§ What is being asked
Count each line below that has "title" anywhere in it. Answer with the total alone.

§ Exercise data
========================

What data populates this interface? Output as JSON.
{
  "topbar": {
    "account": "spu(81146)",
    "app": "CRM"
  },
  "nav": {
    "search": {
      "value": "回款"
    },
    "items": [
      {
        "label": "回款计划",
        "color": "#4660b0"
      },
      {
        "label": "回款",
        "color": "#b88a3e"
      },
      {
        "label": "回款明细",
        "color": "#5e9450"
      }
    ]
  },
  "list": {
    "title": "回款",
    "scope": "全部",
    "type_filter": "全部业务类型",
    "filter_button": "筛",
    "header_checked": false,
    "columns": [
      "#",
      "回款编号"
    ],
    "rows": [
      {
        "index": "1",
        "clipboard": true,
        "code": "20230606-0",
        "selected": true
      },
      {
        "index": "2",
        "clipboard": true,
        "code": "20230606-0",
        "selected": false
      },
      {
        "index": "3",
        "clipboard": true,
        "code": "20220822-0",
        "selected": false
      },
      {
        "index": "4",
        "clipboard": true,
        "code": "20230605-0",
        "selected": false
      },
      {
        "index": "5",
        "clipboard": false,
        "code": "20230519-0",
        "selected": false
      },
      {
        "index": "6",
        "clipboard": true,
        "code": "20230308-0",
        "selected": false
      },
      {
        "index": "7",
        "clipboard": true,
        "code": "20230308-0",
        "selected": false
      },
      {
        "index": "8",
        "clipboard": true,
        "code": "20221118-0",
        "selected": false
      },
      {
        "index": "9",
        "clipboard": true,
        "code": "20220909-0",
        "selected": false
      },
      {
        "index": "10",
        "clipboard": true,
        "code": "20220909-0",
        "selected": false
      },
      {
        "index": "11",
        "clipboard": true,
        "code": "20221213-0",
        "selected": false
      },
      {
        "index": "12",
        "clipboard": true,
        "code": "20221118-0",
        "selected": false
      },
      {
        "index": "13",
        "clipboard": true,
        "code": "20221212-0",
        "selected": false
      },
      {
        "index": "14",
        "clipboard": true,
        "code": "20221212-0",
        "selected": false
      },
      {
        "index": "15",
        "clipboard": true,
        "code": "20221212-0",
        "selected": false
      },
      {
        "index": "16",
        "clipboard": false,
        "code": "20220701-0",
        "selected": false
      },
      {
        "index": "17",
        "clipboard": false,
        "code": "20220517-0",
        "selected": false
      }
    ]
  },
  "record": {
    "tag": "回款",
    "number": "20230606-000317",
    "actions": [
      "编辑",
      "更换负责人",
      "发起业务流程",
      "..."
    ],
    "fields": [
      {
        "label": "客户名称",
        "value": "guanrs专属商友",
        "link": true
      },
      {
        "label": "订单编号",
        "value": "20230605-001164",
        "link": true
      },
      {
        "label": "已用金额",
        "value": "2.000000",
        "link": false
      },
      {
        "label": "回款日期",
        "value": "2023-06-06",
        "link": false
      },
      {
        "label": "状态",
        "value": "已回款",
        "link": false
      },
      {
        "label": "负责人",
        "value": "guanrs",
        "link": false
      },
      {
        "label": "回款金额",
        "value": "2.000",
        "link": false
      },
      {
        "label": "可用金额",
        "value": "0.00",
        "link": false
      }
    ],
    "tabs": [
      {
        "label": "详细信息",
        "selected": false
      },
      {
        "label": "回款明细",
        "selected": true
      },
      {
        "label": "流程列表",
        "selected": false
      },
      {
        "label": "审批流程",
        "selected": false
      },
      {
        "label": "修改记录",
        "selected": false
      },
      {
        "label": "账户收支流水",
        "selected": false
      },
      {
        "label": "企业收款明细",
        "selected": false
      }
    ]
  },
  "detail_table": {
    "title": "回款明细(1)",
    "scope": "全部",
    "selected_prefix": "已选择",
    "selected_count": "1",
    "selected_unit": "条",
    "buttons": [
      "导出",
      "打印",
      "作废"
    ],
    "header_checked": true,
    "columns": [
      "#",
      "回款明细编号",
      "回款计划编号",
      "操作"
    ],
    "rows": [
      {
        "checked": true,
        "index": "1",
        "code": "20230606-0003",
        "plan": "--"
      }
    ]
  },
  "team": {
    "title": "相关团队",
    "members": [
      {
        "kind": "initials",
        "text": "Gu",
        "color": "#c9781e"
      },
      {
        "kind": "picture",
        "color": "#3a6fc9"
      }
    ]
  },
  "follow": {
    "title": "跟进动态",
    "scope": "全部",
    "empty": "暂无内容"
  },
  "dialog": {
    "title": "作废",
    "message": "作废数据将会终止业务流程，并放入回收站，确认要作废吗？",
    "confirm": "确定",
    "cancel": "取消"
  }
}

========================

§ Output of the task
5